What you should do
Copy every line of the entries that has the string "JSON" in it.

[App and web page records]
*** Block opens ***
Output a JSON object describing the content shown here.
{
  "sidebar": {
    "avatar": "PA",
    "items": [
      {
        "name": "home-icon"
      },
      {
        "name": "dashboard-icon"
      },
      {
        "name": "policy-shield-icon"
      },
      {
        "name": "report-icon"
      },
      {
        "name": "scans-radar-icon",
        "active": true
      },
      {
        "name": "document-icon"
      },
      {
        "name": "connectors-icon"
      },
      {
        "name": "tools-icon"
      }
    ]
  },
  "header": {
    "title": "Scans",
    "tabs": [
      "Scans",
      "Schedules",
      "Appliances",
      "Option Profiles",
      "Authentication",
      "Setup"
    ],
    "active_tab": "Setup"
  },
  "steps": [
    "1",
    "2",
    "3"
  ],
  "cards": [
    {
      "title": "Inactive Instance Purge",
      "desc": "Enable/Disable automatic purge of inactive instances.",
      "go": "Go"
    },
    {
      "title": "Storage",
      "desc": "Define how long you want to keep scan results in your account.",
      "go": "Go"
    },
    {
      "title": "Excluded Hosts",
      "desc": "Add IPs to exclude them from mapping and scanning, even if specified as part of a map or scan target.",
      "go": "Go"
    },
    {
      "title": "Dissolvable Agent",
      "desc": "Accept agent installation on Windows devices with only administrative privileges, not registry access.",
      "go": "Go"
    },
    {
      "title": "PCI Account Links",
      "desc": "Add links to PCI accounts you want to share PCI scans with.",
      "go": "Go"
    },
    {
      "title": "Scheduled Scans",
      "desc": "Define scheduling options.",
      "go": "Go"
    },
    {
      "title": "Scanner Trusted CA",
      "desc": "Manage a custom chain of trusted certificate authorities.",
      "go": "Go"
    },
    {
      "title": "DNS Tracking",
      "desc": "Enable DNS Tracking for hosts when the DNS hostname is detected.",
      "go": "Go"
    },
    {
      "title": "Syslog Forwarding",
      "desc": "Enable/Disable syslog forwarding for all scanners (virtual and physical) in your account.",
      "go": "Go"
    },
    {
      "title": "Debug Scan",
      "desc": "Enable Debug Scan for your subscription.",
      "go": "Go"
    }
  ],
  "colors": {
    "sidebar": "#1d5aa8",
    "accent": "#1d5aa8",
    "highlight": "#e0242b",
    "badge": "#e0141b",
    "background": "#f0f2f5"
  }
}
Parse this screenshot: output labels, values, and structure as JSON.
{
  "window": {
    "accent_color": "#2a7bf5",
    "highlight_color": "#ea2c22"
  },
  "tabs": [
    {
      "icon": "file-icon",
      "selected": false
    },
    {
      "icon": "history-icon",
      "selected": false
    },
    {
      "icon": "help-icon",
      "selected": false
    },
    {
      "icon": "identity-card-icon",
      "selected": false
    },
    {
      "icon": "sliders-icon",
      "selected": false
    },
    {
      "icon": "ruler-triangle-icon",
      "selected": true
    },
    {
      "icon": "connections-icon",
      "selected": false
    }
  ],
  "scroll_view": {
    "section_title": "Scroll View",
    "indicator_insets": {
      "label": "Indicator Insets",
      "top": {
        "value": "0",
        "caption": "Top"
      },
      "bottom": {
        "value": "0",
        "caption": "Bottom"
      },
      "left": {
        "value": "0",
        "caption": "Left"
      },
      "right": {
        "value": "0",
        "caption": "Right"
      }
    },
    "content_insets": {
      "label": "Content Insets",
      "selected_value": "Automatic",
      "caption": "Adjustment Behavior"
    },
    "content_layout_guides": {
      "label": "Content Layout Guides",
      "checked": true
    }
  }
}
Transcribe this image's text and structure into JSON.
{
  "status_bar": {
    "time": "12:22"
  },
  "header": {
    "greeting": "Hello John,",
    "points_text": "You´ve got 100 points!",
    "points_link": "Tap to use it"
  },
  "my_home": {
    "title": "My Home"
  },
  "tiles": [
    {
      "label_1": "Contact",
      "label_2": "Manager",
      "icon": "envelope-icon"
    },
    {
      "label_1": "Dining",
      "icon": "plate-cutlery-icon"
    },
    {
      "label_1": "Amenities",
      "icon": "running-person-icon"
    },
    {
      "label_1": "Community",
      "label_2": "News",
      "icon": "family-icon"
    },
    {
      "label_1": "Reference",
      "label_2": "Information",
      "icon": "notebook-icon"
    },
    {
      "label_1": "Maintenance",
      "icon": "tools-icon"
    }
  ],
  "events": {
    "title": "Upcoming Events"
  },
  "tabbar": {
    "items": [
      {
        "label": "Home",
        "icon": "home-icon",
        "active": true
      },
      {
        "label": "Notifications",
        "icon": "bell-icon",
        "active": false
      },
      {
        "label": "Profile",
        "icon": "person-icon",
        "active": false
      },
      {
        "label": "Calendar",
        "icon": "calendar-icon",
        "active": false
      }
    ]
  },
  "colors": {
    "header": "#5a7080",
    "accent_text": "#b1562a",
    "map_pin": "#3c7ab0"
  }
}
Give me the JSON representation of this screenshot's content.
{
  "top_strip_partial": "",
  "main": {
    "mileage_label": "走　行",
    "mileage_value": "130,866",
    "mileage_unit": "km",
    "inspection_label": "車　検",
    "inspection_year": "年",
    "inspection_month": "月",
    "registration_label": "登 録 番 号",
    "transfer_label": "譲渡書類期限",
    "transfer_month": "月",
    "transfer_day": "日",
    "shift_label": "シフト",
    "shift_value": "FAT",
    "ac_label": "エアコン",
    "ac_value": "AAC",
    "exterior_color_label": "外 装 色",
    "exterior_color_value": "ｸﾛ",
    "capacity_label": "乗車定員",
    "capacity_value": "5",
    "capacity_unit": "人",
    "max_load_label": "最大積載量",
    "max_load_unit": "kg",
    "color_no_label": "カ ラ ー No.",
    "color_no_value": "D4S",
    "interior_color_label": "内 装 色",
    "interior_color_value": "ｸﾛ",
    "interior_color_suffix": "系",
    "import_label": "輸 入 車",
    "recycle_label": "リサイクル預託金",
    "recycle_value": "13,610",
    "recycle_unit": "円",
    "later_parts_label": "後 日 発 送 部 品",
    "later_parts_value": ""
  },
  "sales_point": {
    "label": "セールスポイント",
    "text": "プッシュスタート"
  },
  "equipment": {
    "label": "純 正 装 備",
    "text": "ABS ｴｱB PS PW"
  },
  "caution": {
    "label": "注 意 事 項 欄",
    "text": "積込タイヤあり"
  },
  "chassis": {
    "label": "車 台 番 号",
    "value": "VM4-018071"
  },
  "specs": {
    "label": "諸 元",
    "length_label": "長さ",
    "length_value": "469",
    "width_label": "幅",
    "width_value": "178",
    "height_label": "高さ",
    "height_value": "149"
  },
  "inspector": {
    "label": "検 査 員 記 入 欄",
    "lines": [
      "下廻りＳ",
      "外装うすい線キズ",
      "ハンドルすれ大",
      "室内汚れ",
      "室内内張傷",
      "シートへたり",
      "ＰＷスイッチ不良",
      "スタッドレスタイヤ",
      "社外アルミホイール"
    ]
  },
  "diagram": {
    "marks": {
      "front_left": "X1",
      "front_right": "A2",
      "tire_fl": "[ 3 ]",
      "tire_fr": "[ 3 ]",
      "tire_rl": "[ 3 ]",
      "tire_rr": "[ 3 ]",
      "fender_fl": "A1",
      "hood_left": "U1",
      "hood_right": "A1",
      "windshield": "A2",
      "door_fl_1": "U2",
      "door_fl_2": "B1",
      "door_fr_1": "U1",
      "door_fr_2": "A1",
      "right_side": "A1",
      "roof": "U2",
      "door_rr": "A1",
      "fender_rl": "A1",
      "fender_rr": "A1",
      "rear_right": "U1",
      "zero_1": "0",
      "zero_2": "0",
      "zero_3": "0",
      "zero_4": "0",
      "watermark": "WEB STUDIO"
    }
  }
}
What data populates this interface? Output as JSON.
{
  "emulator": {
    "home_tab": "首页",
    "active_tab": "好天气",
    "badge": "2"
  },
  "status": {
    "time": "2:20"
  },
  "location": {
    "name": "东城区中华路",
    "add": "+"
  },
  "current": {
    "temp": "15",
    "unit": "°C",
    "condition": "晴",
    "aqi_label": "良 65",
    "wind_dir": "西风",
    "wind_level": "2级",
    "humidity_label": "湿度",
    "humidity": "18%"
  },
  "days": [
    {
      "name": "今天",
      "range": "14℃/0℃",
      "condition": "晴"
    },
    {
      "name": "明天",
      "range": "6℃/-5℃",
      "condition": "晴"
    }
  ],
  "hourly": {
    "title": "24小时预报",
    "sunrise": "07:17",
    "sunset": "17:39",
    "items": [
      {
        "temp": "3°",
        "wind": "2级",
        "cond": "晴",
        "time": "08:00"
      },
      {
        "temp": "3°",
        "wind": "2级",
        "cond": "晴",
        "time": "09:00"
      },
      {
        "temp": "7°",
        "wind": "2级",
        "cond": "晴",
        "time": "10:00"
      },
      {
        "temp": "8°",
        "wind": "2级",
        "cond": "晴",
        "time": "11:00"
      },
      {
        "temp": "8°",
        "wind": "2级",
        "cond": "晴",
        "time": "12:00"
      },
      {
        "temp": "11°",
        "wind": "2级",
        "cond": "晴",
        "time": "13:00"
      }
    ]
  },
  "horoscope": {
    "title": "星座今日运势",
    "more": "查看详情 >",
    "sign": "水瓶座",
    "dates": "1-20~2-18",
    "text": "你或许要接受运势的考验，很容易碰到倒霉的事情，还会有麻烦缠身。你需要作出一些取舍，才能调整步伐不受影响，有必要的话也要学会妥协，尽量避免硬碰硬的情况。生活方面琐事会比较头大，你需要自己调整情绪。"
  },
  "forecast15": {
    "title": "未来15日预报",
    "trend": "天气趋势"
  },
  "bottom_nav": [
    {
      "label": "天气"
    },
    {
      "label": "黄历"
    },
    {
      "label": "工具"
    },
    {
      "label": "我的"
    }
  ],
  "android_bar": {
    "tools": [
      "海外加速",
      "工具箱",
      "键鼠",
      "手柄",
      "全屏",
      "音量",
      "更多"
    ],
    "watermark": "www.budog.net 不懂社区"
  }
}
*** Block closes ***
Finished task
Output a JSON object describing the content shown here.
Parse this screenshot: output labels, values, and structure as JSON.
Transcribe this image's text and structure into JSON.
Give me the JSON representation of this screenshot's content.
What data populates this interface? Output as JSON.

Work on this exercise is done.